Work to complete:
Some lines in the records below may hold the word "Download"; give the number of those lines and nothing else.

(Dataset rows for apps and sites)
"""

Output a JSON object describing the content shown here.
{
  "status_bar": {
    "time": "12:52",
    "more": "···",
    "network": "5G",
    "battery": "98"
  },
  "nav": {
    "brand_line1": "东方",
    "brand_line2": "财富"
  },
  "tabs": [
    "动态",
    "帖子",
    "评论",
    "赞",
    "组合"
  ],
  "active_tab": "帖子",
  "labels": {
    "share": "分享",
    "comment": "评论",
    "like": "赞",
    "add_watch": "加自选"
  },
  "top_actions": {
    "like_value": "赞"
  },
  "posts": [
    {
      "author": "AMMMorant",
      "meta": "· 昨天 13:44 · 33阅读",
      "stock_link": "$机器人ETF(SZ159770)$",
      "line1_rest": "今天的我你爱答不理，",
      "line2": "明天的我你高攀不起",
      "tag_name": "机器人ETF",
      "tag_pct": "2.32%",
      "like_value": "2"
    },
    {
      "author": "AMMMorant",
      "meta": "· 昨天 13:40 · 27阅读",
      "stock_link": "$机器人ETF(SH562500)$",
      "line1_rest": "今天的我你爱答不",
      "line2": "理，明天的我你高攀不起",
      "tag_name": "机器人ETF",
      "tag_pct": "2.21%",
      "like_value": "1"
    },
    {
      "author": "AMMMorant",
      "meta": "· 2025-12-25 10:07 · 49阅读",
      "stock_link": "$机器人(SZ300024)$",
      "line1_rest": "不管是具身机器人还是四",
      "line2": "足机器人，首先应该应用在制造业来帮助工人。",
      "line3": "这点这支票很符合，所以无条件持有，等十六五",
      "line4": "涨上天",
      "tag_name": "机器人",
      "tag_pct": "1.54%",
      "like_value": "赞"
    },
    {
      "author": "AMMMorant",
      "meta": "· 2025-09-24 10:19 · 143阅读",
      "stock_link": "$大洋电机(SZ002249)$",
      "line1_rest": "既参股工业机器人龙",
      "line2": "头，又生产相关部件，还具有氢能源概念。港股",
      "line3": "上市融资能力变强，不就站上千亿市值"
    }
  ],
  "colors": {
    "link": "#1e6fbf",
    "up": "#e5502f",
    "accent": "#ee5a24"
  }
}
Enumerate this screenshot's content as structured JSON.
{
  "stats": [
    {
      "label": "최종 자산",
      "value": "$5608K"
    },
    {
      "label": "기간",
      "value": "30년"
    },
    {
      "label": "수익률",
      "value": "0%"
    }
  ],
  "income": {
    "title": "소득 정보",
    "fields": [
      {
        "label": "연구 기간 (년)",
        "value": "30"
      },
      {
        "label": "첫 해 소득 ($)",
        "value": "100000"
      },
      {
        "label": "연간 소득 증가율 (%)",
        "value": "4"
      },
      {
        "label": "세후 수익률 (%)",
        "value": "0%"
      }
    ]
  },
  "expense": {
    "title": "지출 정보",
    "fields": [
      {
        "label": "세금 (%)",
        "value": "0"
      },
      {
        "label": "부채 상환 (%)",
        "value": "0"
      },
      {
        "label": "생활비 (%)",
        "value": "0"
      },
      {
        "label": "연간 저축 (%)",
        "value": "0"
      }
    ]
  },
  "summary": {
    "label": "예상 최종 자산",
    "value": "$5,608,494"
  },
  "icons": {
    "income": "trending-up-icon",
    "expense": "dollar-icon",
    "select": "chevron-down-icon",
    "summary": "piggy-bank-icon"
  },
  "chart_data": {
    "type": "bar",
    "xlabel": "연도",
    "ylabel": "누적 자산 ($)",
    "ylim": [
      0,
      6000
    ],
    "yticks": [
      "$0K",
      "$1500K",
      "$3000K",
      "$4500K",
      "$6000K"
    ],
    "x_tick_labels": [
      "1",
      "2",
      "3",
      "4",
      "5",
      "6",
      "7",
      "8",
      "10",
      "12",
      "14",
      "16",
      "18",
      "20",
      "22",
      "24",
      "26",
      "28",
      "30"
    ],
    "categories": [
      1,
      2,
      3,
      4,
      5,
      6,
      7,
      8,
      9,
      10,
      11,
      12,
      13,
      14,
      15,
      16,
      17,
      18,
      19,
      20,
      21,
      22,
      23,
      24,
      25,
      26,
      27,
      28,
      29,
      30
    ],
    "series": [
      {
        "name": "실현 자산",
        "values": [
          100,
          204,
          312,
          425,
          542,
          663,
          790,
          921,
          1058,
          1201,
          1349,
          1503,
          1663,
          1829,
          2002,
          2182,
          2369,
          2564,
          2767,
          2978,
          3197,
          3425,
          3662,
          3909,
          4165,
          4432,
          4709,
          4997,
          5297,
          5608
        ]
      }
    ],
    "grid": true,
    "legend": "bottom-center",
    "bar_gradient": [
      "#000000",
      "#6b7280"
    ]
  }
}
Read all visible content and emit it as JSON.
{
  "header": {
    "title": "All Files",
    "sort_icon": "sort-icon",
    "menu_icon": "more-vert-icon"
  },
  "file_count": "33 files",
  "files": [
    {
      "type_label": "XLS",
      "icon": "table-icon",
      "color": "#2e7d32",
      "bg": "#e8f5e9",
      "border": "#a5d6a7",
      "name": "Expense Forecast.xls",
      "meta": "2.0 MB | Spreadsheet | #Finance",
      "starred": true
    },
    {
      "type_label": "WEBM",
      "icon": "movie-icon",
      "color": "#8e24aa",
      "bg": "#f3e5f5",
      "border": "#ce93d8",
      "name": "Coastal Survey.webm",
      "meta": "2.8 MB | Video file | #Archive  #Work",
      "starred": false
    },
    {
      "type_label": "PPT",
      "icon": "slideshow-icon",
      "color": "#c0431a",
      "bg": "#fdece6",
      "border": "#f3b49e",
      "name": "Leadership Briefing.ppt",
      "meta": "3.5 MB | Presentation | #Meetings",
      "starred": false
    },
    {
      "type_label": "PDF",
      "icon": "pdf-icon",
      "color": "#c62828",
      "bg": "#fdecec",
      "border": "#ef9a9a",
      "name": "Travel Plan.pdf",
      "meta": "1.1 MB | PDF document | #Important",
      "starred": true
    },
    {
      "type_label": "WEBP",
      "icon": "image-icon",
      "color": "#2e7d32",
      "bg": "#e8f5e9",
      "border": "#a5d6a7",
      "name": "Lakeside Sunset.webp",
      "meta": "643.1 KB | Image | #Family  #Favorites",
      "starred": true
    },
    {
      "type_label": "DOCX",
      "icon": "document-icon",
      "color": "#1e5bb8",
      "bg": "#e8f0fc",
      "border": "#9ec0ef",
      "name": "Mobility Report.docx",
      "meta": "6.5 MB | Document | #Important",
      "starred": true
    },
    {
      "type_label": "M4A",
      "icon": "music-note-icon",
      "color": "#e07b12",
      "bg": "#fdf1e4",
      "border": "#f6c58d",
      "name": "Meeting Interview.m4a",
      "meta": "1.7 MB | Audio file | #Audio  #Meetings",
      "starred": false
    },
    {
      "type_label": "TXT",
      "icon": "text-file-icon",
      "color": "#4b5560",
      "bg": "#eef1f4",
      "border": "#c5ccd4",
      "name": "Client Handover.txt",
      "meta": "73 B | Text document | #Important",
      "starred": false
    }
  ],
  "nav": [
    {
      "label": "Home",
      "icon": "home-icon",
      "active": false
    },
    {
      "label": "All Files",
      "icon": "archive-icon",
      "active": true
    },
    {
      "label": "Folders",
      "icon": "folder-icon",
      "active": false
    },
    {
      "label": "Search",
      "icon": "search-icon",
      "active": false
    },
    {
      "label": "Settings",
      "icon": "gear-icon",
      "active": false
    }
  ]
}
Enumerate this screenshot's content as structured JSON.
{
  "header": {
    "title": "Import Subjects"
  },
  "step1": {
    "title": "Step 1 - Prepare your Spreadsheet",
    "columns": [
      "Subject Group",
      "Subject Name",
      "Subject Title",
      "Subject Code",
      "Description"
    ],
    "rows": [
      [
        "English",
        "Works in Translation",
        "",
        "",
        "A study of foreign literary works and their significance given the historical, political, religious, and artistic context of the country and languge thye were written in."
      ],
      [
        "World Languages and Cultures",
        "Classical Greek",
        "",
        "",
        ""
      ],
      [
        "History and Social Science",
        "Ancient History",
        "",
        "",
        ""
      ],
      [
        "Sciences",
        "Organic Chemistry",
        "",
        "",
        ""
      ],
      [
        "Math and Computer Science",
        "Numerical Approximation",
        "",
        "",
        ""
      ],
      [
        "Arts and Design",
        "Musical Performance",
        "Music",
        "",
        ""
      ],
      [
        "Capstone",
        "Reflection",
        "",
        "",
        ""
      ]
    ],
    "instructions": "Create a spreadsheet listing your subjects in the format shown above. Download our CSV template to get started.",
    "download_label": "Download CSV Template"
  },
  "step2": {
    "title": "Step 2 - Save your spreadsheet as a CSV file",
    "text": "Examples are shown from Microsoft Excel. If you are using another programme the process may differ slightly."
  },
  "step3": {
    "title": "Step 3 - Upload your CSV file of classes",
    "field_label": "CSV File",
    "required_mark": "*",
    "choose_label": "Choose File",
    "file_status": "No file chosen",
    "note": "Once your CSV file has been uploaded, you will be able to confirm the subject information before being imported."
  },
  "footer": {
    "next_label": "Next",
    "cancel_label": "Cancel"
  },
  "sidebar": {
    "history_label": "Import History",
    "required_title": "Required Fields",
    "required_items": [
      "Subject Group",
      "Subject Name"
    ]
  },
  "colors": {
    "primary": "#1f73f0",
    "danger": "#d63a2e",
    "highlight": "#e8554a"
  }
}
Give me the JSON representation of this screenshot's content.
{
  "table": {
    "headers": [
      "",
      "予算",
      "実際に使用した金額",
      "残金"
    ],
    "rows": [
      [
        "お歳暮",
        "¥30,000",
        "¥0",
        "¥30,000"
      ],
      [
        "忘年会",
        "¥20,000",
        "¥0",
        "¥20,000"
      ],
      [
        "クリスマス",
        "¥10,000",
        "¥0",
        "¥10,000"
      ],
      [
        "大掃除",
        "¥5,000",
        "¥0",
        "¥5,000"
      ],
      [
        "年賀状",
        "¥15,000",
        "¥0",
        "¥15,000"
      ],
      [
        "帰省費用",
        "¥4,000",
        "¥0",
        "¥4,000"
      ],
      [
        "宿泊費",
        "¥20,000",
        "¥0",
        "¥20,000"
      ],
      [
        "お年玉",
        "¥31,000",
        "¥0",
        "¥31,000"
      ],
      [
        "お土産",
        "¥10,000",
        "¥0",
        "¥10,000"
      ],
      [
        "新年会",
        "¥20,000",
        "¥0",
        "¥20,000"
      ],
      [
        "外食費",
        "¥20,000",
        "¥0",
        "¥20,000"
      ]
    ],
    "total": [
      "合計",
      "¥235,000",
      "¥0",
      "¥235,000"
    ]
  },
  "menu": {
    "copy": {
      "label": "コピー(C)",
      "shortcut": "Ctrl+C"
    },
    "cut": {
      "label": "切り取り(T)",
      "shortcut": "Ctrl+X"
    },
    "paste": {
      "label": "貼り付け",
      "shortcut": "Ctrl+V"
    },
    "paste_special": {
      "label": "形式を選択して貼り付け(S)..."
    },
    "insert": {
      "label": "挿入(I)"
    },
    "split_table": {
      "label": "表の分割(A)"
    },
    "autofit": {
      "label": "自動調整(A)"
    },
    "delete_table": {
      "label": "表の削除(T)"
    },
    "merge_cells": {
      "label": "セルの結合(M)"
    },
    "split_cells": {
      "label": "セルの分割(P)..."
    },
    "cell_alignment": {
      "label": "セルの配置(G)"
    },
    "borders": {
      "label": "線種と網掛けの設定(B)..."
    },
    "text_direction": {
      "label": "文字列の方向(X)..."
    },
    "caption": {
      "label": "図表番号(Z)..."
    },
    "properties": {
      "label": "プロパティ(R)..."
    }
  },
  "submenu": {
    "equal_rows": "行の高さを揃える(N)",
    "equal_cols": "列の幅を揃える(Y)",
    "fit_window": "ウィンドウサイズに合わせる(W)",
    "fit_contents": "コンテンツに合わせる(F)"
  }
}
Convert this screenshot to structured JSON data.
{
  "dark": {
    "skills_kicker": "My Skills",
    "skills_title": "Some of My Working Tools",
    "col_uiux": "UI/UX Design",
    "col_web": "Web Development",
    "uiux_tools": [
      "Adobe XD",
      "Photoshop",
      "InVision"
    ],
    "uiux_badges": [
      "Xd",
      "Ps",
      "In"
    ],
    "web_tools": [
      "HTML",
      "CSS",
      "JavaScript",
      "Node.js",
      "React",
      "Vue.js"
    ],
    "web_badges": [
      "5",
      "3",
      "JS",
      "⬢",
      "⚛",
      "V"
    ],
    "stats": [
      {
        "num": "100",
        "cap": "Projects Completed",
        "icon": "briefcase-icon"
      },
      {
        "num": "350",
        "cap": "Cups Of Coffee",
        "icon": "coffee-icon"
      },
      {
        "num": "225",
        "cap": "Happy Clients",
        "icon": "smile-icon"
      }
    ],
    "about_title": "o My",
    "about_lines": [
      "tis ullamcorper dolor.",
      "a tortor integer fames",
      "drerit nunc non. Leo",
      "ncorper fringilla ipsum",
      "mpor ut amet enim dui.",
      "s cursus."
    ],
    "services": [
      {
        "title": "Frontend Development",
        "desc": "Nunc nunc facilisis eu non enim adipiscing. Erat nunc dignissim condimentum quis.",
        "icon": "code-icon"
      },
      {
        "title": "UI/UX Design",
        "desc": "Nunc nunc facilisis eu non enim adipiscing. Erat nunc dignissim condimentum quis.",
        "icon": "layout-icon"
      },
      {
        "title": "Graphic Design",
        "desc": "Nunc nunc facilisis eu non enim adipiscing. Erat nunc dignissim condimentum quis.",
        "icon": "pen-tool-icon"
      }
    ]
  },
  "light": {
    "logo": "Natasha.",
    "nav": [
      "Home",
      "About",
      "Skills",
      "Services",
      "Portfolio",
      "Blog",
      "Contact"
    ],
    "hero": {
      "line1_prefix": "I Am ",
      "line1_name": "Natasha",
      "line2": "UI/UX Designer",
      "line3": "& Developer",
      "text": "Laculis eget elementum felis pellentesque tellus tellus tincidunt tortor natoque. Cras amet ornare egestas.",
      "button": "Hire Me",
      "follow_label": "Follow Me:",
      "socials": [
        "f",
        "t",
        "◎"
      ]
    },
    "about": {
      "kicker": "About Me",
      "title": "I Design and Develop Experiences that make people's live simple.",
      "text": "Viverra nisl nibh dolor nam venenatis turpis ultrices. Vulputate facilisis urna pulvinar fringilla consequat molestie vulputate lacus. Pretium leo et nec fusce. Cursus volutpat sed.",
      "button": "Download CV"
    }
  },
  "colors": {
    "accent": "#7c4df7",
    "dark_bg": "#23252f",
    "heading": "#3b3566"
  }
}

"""

Response area:
3